In terms of the chipset, the Galaxy Note 20 Ultra will get the Exynos 990 in the UK, as will the Galaxy Note 20. In terms of storage space, you will have a choice of either 256GB or 512GB if you need additional space for extra apps. The Galaxy Note 20 Ultra also comes with 5G as a standard feature, so you will be able to enjoy faster download speeds and connectivity.
The Galaxy Note 20 and the Galaxy Note 20 Ultra are available for pre-order in the UK from Samsung now, meaning that you will be able to get your hands on these devices by Friday the 21st of August 2020. The advantage of pre-ordering the Galaxy Note 20 or the Galaxy Note 20 Ultra now is that you will have a choice of either a free subscription to Xbox Games Pass or a pair of Galaxy Buds Live depending on your region. Either way, a sweet deal.
Once again we have reviewed Apple's iPhone 15 lineup Environmental Reports in order to see whether the iPhones are more eco-friendly.

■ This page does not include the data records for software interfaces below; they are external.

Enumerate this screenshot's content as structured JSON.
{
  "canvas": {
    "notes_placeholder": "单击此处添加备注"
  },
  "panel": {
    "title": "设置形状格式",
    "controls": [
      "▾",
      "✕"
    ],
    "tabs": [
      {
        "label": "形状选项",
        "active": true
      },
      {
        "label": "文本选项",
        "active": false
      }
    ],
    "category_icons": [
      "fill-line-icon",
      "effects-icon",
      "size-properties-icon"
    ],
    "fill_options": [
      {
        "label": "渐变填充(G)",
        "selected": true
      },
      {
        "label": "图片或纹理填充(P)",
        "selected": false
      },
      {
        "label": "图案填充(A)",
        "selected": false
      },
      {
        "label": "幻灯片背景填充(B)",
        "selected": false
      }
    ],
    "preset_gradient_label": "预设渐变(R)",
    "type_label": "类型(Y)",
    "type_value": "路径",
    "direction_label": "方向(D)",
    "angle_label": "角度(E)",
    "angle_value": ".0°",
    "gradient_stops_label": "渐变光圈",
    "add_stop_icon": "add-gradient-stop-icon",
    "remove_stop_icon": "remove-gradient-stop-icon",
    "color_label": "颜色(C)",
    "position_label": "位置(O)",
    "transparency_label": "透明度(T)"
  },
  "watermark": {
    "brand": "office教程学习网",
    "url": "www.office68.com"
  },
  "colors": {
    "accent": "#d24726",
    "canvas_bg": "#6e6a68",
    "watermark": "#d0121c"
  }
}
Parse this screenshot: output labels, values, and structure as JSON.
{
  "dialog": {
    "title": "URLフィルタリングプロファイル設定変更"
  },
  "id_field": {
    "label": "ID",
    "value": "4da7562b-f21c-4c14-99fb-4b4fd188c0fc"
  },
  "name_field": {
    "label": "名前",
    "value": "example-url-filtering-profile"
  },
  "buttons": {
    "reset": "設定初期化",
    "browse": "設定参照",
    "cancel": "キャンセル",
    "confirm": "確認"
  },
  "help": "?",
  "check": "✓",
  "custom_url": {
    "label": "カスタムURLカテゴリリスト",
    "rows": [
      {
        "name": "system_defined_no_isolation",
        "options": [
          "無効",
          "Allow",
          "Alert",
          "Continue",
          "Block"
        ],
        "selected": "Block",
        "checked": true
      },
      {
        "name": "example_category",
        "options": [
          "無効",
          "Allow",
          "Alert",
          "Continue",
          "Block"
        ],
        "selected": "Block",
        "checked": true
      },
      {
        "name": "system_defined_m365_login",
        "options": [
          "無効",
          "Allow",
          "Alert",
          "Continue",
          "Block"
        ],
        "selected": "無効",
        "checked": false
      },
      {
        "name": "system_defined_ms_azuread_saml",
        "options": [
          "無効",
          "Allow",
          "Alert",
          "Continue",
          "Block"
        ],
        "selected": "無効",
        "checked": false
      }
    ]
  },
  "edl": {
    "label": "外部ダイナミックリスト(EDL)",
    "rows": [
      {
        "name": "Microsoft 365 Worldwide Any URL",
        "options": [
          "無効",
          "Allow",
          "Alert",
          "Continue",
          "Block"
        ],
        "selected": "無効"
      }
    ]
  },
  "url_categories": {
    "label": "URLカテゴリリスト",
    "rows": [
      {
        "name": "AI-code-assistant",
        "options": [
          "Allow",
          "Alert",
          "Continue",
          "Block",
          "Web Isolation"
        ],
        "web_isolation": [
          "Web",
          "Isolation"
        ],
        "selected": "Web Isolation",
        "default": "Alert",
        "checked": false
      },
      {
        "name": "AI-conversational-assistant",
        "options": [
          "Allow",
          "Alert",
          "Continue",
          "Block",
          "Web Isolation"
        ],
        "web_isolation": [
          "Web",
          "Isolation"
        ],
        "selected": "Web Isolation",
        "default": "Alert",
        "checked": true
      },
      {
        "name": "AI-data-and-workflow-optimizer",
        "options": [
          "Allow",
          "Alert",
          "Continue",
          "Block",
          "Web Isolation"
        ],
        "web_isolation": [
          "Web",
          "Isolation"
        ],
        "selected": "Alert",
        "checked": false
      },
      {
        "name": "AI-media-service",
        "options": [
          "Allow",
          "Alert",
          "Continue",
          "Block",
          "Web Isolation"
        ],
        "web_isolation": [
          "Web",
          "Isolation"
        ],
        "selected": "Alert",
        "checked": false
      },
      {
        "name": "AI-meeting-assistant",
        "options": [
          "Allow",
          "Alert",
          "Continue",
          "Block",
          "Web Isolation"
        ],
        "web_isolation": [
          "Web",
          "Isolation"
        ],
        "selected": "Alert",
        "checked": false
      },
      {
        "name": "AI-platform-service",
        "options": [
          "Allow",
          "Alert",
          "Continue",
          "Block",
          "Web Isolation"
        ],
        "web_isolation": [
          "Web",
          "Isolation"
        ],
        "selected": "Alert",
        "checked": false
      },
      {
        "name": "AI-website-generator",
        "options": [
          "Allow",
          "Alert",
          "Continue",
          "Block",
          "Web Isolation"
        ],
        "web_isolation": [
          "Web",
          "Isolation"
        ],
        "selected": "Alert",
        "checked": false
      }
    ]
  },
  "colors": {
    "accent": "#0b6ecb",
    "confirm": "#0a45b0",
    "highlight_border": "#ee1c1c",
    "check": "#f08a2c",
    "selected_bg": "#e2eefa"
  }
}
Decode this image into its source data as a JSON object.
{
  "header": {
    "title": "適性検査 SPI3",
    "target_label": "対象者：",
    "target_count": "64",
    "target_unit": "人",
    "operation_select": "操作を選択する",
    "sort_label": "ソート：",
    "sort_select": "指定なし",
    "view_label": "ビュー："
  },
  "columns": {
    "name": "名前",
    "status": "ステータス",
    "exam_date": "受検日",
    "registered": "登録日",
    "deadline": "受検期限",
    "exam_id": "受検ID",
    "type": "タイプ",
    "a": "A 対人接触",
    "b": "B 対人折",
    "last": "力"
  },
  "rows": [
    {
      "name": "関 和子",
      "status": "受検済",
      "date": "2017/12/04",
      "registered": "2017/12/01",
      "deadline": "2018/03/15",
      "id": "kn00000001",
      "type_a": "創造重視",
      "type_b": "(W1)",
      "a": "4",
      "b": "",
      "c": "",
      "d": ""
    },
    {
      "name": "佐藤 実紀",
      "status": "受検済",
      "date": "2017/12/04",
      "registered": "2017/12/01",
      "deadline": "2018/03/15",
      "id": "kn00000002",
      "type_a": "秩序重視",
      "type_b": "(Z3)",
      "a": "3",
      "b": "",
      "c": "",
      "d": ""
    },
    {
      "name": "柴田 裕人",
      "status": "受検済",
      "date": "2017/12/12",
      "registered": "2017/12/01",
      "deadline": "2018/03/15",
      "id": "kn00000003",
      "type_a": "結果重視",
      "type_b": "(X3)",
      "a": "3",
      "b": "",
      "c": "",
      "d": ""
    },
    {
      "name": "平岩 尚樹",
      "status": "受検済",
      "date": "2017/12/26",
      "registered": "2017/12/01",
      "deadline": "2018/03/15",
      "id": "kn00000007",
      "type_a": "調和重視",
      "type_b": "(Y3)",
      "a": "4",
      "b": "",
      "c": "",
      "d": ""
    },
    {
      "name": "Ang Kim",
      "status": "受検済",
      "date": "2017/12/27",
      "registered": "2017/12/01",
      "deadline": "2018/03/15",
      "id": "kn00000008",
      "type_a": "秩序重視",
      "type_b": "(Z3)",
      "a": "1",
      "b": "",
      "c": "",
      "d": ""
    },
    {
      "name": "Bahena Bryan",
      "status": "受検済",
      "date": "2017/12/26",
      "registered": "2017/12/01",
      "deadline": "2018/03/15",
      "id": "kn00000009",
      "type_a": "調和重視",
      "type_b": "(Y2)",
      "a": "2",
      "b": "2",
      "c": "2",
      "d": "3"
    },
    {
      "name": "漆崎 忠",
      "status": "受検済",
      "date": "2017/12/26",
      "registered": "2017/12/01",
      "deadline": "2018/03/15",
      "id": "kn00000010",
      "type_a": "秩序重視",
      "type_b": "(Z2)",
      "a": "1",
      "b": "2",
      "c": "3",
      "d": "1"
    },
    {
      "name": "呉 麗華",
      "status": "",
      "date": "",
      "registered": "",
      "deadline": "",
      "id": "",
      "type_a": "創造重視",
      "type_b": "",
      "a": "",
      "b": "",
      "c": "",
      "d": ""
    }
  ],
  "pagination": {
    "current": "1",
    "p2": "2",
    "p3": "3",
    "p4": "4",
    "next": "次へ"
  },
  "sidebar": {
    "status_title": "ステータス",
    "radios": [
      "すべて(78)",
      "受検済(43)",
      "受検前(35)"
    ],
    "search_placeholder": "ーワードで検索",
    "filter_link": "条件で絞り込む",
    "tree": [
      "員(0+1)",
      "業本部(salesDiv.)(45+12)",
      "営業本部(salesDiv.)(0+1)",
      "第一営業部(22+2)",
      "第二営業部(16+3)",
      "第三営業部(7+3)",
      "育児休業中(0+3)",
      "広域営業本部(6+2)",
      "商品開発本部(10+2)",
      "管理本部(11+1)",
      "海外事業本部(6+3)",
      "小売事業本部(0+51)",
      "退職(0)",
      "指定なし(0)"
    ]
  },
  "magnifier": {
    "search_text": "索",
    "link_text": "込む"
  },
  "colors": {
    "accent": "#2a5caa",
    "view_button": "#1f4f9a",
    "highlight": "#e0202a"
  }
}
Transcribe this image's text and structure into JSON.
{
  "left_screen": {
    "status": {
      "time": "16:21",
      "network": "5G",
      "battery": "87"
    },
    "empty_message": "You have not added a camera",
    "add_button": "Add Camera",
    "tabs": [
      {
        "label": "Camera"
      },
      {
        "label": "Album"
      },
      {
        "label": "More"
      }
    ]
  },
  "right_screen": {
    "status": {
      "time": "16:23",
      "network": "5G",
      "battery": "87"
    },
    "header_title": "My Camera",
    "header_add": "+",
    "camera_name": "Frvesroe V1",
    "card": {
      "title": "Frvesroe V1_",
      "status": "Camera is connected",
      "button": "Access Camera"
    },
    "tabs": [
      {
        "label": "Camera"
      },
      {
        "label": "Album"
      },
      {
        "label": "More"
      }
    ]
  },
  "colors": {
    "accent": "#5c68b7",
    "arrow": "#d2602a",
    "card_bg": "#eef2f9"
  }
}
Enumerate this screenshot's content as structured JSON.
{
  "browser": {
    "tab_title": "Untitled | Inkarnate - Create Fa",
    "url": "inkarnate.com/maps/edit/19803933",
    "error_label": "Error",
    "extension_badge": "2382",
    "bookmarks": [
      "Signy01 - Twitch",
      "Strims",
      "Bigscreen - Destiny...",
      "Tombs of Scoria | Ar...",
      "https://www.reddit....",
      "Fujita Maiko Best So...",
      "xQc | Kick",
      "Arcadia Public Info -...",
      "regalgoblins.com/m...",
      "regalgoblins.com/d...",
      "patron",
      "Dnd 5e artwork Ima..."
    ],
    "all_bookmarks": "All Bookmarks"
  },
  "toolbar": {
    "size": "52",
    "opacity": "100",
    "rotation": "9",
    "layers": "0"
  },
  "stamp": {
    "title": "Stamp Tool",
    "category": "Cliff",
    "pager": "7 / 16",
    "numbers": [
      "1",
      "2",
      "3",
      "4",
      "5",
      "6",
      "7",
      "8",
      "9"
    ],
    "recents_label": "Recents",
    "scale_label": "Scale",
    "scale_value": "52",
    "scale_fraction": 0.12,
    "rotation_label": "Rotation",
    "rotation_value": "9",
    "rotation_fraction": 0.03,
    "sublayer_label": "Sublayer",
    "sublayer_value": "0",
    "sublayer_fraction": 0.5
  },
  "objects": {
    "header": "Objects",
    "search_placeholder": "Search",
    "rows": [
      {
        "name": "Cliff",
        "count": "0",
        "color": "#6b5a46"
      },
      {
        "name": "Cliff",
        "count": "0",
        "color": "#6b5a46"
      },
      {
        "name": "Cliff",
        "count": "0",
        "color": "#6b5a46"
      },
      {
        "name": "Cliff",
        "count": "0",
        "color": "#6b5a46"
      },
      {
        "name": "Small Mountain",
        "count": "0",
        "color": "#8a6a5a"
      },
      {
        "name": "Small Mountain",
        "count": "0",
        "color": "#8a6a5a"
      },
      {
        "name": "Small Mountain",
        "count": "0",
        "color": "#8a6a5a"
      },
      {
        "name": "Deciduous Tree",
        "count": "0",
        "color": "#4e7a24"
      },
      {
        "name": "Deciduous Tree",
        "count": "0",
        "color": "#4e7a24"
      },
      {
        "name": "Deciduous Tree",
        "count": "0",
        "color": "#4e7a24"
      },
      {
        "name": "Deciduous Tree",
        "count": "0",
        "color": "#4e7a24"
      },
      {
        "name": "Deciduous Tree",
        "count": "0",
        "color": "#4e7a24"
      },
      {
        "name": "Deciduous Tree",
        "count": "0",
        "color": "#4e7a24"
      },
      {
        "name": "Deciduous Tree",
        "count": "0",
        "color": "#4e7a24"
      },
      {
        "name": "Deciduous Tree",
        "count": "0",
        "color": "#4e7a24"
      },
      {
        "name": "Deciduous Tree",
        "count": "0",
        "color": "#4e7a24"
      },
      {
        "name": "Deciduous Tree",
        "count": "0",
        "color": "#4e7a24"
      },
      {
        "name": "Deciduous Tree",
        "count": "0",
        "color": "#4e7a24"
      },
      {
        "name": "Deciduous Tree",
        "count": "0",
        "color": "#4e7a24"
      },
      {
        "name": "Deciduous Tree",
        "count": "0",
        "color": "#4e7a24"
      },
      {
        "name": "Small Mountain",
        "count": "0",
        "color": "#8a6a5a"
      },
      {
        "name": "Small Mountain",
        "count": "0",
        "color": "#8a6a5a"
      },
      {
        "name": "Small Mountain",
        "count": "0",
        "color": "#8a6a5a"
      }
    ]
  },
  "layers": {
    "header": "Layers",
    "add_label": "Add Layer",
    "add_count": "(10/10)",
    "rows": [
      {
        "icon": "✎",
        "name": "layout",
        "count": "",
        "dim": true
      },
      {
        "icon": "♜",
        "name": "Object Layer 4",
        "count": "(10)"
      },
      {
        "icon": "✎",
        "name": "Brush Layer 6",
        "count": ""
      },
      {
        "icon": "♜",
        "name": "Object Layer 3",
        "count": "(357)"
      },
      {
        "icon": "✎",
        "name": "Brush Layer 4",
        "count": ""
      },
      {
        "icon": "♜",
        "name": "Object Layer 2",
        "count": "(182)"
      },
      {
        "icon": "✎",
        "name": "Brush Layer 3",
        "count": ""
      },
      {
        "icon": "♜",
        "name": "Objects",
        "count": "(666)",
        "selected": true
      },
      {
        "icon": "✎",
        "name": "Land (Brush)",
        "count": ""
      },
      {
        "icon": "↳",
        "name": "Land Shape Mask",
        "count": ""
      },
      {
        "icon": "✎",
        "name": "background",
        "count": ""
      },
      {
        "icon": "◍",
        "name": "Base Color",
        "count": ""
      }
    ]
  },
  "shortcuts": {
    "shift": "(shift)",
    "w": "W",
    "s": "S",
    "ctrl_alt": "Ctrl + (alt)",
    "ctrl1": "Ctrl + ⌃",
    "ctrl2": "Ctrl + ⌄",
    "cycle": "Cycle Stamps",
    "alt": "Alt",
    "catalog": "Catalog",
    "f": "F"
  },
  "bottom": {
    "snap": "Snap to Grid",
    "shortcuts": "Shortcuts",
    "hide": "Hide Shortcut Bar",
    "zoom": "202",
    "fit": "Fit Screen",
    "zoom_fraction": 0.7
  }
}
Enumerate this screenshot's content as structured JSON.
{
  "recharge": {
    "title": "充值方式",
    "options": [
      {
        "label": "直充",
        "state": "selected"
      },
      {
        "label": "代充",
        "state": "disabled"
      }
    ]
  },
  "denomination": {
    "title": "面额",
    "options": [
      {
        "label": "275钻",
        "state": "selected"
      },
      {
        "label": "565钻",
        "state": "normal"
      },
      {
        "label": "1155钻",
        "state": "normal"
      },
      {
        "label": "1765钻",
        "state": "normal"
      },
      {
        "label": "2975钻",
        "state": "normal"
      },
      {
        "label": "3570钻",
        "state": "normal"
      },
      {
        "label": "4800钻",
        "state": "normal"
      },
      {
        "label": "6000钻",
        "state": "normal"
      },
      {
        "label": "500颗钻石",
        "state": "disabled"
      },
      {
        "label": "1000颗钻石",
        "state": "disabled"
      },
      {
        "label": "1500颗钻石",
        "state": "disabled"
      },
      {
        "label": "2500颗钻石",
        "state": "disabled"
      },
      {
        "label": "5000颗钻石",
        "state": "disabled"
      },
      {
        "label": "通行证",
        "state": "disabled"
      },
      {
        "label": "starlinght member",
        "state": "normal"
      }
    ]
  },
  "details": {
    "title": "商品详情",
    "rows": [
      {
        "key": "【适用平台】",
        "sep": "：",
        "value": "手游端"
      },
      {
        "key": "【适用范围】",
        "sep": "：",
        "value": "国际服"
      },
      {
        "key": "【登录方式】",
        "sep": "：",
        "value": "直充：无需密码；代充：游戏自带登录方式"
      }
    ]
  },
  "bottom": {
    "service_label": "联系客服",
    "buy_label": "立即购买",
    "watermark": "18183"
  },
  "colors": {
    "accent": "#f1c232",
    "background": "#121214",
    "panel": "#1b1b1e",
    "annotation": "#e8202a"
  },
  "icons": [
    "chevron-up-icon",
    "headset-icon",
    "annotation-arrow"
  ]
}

Ever wonder what’s luring you back onto your phone in the unholy hours of the night? Or feel like you could’ve sworn you heard a mysterious vibration, but no notification is to be seen? Well keep reading to uncover what is keeping you addicted to your phone…
We did what we do best - a comparison of first year depreciation rates of the iPhone 13 and iPhone 14 series to predict what the first 12 months for the iPhone 15 lineup will be like. Read on to find out which iPhone 15 to pick to avoid faster depreciation.